**What is needed**
Could you filter the records below down to the lines that include the word "true"?

[Records for the exercise — start]

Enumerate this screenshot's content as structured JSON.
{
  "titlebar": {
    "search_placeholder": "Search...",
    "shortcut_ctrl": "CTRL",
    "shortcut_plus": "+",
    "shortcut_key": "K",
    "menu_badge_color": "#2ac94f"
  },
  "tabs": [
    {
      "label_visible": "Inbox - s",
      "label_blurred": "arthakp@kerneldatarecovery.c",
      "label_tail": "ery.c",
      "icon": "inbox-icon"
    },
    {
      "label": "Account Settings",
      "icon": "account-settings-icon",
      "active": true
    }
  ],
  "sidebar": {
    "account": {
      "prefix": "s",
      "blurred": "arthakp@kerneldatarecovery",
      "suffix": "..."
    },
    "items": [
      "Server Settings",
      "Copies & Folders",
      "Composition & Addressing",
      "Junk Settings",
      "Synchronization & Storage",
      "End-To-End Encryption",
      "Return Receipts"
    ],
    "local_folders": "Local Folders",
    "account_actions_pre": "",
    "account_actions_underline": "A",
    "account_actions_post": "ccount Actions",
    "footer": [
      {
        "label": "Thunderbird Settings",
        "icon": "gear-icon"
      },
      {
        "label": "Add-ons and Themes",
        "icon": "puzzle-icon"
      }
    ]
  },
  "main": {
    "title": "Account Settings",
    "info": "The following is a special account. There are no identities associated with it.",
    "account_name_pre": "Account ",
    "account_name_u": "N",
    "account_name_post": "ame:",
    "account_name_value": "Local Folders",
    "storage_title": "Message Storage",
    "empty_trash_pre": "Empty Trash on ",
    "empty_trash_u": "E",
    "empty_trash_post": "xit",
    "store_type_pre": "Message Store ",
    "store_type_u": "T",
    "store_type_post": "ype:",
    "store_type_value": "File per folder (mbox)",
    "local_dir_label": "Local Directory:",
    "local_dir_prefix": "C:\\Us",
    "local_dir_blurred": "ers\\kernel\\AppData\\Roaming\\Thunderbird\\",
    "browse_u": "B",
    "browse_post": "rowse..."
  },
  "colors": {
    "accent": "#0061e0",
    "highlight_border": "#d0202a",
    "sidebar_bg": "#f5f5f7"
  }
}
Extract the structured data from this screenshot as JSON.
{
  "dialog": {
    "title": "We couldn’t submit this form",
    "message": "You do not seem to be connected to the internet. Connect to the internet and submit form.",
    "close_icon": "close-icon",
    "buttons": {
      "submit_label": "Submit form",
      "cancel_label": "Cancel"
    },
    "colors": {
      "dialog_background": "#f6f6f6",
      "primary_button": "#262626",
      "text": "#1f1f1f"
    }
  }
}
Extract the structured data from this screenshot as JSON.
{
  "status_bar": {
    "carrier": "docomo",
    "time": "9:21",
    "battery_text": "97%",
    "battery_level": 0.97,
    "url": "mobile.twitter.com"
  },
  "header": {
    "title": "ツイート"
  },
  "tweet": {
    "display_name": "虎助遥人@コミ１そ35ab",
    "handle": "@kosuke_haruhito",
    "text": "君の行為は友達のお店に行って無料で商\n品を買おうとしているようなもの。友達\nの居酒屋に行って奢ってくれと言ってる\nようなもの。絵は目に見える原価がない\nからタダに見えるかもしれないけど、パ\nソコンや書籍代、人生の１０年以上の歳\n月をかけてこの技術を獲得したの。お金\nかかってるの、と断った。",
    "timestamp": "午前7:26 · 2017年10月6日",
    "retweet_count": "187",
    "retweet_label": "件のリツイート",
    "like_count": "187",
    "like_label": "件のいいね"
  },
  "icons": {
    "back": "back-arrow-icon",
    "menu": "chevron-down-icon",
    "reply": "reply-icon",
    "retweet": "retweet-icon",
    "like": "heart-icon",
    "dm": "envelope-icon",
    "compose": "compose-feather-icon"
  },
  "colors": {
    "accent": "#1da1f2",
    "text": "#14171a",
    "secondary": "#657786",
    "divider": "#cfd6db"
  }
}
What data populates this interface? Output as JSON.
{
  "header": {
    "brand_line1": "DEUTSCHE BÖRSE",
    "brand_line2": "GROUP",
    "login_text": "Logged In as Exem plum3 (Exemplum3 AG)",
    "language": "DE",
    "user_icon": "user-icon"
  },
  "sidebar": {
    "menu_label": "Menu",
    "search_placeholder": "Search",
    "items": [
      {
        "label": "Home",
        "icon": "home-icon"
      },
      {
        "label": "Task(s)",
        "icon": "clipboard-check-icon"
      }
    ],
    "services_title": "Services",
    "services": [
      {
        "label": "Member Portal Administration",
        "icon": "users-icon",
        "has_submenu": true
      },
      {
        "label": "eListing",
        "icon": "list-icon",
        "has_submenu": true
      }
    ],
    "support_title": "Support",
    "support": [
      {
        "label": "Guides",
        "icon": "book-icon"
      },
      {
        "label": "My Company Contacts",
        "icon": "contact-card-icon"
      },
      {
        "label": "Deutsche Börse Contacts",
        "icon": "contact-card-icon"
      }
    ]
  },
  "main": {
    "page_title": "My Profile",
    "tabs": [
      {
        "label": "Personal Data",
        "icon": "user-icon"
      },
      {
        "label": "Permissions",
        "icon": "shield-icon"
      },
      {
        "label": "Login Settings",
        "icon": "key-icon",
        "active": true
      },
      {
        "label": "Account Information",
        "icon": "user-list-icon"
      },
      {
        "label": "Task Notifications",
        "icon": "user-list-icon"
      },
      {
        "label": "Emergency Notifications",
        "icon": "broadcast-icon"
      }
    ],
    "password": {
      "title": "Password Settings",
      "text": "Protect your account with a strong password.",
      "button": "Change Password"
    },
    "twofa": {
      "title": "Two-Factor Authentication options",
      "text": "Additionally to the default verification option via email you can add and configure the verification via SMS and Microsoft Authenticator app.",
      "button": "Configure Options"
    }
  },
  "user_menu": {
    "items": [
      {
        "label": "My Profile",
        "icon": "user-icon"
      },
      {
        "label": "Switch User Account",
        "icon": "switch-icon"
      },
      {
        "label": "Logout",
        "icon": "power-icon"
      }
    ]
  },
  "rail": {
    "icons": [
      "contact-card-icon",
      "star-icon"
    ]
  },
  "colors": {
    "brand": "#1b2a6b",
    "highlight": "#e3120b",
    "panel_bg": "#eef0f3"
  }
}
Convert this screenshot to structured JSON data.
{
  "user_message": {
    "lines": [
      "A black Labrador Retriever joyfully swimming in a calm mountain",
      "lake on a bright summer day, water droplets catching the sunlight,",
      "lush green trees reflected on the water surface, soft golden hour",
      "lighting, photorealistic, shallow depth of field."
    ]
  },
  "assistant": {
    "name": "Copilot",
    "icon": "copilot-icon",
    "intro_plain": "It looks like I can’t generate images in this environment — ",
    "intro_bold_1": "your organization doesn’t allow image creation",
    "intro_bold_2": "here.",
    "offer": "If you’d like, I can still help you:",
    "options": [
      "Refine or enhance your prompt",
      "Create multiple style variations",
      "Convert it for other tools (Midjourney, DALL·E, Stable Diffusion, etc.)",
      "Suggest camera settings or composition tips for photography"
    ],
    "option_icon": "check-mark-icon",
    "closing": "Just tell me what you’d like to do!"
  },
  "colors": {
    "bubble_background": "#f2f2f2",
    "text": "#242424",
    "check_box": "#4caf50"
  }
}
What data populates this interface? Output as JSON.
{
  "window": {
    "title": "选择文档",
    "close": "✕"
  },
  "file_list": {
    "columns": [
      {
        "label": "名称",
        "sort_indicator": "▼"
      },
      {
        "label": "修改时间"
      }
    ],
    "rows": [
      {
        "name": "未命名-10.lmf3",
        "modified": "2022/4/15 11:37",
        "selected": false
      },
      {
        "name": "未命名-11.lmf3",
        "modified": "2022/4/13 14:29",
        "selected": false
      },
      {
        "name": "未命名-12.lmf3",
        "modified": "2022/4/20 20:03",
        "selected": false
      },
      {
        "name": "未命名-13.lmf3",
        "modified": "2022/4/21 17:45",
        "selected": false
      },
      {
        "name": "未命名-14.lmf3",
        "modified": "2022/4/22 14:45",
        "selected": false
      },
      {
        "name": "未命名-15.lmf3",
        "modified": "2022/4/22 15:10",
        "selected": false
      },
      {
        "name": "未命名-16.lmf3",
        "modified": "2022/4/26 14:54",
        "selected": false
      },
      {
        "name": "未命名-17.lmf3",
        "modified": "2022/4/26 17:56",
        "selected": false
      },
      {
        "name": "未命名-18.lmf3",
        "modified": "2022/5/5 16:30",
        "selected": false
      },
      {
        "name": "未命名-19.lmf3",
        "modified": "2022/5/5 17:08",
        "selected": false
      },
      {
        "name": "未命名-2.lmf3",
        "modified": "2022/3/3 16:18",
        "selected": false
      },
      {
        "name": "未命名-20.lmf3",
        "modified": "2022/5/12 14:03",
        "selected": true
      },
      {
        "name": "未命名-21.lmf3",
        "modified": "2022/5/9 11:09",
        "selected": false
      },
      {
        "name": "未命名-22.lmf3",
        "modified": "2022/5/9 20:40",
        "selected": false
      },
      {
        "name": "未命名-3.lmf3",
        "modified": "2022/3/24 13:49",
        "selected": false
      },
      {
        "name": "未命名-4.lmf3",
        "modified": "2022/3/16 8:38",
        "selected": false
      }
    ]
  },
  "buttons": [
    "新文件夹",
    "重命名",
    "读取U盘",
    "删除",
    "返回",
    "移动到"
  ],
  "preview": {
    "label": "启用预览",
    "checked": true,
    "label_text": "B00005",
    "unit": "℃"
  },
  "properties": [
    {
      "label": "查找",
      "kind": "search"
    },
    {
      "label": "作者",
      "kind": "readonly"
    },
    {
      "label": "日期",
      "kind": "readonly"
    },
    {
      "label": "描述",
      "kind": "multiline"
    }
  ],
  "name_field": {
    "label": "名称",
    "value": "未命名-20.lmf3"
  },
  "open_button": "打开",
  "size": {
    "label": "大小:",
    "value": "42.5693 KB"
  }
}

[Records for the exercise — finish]

**Solution to this problem**
      "active": true
        "has_submenu": true
        "has_submenu": true
        "active": true
        "selected": true
    "checked": true,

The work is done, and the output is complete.